Adjusting to life in Afghanistan can be difficult for American soldiers who have never been there before, so the Marine Corps has created several mock Afghan villages in the California desert to train Marines in how to patrol in Afghanistan before they get there.
Complete with Afghan-Americans dressed in traditional clothing and speaking their native language, the villages look just like a typical village in Afghanistan. Actors stage mock attacks and challenge Marines to respond to potential security risks.
The Afghan actors also benefit from the re-enactment; they get paid up to several hundred dollars per day for their participation at a time when many of them have struggled to find work in the recession.
However, role players walk a thin line, especially in San Diego, a city with strong military ties. Discrimination against Afghans and other Muslims flared up after 9/11, when it was discovered that two of the 9/11 hijackers, none of them Afghan, lived here before the attacks.
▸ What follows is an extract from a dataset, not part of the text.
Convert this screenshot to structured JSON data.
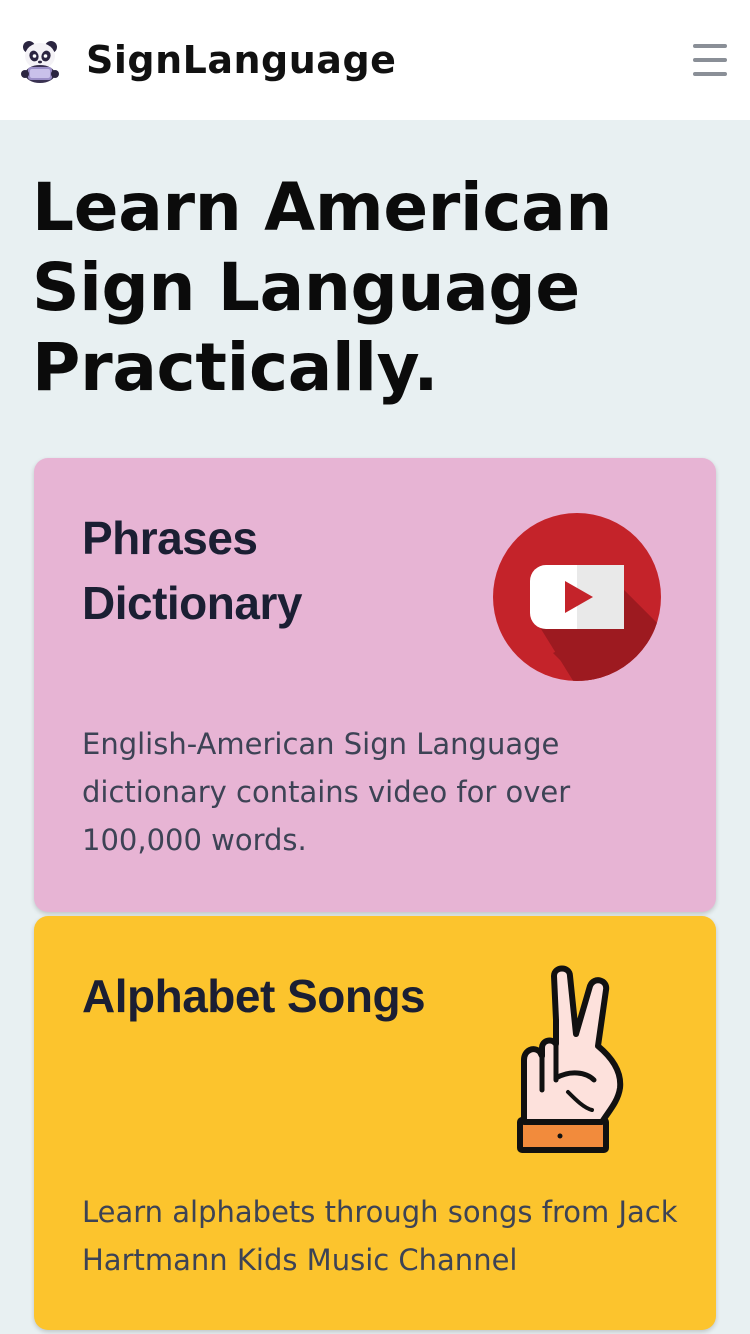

Still, the role players say they persist in their work because they hope to teach the Marines something about their culture.
"Some feel that, yes, this is a great thing to do. We're serving America and we're serving Afghanistan, both at the same time. It's like hitting two birds with one stone." - Hanif Mohebi, Afghan role player
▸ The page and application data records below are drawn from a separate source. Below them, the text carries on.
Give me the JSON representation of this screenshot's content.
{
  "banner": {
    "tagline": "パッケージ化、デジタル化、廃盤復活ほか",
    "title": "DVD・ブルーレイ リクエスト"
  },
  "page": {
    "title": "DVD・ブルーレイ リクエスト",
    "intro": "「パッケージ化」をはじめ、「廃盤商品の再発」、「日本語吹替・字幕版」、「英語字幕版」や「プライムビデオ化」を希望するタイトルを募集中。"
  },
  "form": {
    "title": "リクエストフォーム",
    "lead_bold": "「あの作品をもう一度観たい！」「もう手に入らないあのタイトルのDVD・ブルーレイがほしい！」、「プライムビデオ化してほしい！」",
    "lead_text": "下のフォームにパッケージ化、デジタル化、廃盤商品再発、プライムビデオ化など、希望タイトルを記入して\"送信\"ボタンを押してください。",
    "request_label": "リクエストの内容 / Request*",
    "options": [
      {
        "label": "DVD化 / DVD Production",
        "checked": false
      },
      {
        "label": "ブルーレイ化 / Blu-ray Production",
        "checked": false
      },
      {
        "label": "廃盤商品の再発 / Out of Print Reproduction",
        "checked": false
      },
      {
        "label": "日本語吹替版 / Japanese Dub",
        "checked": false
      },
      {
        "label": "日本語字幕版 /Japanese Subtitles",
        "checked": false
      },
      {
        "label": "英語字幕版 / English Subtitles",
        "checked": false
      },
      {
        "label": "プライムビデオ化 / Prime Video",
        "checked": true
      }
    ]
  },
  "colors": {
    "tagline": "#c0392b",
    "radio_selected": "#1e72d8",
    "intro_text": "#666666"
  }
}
"The first time you go on a patrol, you're going to be kind of just overwhelmed with all of the culture, the scenery, trying to figure out what's going on, how to deal with these people. If you don't get something like this, you're doing it for the first time in Afghanistan. That's not a good day." - Sgt. Christopher Roberts, U.S. Marine Corps
1. Where is Afghanistan? What do you know about it?
2. Why is the U.S. military involved in Afghanistan?
3. What kind of training do you think a U.S. soldier would need before heading to Afghanistan?
1. How do you think you would feel about your job if you were an Afghan role player? Why?
2. Do you think this role playing is effective training for what soldiers will face in Afghanistan? Why or why not?
3. What does the role playing organizer in the video mean when he says, 'Three years from now, we could be asking for, you know, Iranians. We could be asking for, you know, Koreans, who knows'?
Young Soldiers Reflect on Afghanistan Service: